There is an increasing trend around the world to implement an accessible design in web development. Governments are mandating that both the public and private sectors comply with accessibility guidelines and standards. This trend is a positive development for individuals who suffer from disabilities, and want to enjoy equal rights and privileges in the workforce and in day to day life.


What are some specific laws that have been enacted? And why are these legal developments important not only for disabled persons, but also for all businesses and organizations with an online presence?


The Trend Towards Compliance

Around the world, many developed countries have instituted or accepted standards of online accessibility that can promote the welfare and advancement of their disabled citizens.  For example, in the United States, Title I of the American Disabilities Act made it a federally mandated requirement to provide reasonable accommodations for employees or job seekers with disabilities. Furthermore, the Rehabilitation Act, which was originally passed in 1973, was updated in 1998 to include Section 508 in its policies. Under this amendment, the US federal government is required to develop, procure, maintain, and use technology that is accessible to people with disabilities.


Why is accessibility so important?

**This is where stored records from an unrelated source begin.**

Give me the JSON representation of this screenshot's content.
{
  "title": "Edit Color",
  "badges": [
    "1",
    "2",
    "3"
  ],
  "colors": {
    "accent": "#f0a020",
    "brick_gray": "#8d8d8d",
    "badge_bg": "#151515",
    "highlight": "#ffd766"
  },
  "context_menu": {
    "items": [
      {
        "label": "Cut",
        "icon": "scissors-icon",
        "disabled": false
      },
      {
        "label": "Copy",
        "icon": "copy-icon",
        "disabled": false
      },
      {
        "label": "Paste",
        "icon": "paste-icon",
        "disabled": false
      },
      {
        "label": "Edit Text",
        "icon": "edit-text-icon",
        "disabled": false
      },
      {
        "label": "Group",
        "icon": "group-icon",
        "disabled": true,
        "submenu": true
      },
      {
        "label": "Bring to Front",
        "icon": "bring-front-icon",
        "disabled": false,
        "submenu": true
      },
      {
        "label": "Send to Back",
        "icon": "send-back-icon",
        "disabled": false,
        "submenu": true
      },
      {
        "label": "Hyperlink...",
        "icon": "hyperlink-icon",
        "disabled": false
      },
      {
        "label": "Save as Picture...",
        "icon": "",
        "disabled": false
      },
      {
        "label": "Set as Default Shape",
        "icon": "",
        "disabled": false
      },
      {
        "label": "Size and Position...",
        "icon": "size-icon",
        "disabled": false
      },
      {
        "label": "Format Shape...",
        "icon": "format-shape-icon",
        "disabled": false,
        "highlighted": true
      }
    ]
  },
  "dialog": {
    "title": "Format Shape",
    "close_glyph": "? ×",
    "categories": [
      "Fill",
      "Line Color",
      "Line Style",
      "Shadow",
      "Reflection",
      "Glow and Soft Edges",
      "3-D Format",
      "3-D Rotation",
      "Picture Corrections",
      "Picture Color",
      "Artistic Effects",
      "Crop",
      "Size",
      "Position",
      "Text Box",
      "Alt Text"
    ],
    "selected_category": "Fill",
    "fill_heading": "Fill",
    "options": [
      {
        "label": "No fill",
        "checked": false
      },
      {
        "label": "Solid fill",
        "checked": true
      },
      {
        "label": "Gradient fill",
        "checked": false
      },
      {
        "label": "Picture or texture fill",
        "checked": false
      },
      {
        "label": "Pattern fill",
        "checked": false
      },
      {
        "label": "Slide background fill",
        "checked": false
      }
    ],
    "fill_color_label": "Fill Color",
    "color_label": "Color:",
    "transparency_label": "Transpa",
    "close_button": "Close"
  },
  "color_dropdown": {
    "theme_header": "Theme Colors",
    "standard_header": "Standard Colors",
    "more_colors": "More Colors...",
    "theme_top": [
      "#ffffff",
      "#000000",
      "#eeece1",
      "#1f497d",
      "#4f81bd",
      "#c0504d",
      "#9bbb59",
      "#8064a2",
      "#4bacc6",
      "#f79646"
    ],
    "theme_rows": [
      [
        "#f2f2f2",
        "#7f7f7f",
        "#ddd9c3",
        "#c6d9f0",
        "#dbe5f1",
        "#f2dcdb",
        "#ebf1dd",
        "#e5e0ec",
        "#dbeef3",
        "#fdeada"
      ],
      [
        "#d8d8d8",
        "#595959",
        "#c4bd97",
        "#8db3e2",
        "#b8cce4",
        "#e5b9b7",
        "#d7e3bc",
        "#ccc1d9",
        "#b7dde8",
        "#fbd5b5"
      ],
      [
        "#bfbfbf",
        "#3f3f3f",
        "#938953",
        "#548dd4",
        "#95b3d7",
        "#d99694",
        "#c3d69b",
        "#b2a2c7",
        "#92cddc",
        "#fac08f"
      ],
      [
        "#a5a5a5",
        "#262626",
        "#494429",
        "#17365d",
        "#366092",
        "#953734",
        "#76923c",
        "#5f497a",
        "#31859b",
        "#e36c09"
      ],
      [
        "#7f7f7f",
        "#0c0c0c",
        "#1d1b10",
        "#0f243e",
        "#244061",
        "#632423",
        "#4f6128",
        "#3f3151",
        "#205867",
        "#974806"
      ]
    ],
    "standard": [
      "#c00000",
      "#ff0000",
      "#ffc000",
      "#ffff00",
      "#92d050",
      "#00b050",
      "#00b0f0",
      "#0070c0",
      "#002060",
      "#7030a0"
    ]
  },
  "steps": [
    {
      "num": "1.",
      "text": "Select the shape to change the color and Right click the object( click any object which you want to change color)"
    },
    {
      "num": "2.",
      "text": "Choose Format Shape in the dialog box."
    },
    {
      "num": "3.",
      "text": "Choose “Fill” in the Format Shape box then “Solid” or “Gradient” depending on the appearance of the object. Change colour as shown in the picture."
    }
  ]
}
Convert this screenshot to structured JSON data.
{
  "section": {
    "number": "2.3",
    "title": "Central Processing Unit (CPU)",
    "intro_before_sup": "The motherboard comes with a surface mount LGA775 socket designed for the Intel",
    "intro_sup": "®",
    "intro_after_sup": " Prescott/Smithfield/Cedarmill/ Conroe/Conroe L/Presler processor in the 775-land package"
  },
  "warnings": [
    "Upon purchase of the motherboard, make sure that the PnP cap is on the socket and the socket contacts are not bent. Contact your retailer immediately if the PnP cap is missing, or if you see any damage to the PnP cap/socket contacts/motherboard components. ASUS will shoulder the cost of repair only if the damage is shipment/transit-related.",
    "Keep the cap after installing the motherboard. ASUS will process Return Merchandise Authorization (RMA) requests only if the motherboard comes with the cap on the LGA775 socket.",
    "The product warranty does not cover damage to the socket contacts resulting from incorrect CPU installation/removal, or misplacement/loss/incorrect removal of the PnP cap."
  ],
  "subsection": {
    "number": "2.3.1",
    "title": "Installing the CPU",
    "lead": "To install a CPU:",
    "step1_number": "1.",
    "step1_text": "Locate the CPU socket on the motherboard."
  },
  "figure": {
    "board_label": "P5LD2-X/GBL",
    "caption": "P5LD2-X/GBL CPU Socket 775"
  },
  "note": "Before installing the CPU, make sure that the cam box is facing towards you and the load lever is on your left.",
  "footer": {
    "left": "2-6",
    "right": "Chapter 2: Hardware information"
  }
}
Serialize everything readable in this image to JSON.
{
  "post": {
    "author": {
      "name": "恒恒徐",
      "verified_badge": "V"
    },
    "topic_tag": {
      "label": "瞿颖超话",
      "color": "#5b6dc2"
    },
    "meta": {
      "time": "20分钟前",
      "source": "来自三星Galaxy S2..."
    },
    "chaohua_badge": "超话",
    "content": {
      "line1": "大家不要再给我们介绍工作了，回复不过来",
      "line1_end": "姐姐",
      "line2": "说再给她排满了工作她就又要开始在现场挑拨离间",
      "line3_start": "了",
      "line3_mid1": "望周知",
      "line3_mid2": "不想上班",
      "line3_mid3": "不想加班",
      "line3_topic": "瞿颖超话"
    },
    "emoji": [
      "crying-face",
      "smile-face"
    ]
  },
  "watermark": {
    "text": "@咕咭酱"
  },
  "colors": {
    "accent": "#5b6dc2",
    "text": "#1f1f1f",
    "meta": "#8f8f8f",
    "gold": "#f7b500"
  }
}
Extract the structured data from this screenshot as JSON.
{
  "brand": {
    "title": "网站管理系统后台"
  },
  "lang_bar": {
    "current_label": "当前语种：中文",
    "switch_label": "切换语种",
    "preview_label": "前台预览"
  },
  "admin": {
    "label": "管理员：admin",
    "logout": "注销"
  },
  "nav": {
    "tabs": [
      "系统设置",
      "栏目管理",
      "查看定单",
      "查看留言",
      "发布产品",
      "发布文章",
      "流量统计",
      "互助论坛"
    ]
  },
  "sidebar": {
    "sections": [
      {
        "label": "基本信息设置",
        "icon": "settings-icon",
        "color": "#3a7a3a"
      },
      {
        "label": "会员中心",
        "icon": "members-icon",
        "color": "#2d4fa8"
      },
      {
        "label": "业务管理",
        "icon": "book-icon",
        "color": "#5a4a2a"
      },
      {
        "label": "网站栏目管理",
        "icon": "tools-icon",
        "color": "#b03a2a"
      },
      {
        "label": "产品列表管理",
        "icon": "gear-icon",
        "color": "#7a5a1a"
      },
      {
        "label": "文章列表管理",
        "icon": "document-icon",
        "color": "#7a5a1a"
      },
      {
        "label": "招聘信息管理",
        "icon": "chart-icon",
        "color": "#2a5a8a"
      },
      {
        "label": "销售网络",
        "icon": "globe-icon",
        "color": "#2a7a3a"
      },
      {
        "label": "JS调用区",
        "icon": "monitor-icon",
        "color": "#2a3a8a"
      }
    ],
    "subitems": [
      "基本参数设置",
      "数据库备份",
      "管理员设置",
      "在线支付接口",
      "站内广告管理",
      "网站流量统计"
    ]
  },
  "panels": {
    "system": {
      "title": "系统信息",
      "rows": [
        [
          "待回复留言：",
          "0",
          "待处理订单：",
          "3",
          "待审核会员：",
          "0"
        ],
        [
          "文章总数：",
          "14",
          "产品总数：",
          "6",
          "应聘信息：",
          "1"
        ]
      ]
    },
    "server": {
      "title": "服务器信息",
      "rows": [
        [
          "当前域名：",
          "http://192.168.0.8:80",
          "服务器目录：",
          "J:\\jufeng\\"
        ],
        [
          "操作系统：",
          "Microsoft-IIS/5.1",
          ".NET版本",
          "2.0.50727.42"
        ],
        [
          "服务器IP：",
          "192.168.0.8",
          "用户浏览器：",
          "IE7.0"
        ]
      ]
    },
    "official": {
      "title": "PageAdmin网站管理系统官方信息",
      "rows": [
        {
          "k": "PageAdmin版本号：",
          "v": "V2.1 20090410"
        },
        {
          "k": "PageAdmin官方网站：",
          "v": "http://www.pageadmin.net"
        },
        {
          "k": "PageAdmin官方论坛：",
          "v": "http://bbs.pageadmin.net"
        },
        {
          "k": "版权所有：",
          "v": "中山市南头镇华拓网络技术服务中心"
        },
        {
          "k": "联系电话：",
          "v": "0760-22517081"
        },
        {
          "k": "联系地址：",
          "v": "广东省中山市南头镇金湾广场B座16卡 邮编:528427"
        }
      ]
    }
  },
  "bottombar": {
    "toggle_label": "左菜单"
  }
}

In terms of Section 508, accessibility basically means the presentation of information through multiple means, so that those with disabilities are still able to receive and understand what is presented. It is easy to see the importance of accessibility when we think of a deaf or hard of hearing person trying to use a website that only presents information through audio tracks; or a blind person trying to understand a web page that only utilizes videos.  Obviously, then, it is vital that web developers use standards of accessibility as an integral part of their design process, from start to finish. The list of governments that have accepted this notion is long, and has grown longer over the years.


For example, in Canada the Policy on Communications and Federal Identity took effect on May 11, 2016. This policy requires that governmental departments comply with the previously promulgated Standard on Web Accessibility, first enacted in 2011.  Many countries have enacted laws or policies that require compliance with the Web Content Accessibility Guidelines (WCAG) from the W3C’s Web Accessibility Initiative. These laws include:


          -The United Kingdom’s Equality Act of 2010

          -New Zealand’s Online Practice Guidelines of 2013

          -The European Union’s Web and Mobile Accessibility Directive of 2016


Globally, since 2010 there have been 8 laws or policies enacted that require strict compliance to the standards set forth in WCAG 2.0. No doubt this number will grow in the years to come.


What You Can Do

If your website is not currently compliant with WCAG standards, then don’t hesitate to make the needed adjustments. Regulations will only become stricter, and penalties for non-compliance heavier.  On the other hand, the process of compliance doesn’t have to be painful or expensive. Oftentimes it is a matter of identifying specific design elements in your website that are inaccessible for people with various disabilities, and making a concerted effort to change those elements as needed.


The W3C provides a quick reference guide that can be a good starting point for implementing adjustments. Even more valuable is the assistance of a knowledgeable company that can provide ongoing services that include both the installation and implementation of accessible features, as well as continued monitoring of the site.


At MAB Accessibility, our accessibility toolbar and services are designed to enhance user experience and enable equal access for all. We provide fast and easy solutions to meet your web accessibility needs. Contact us today for a free quote.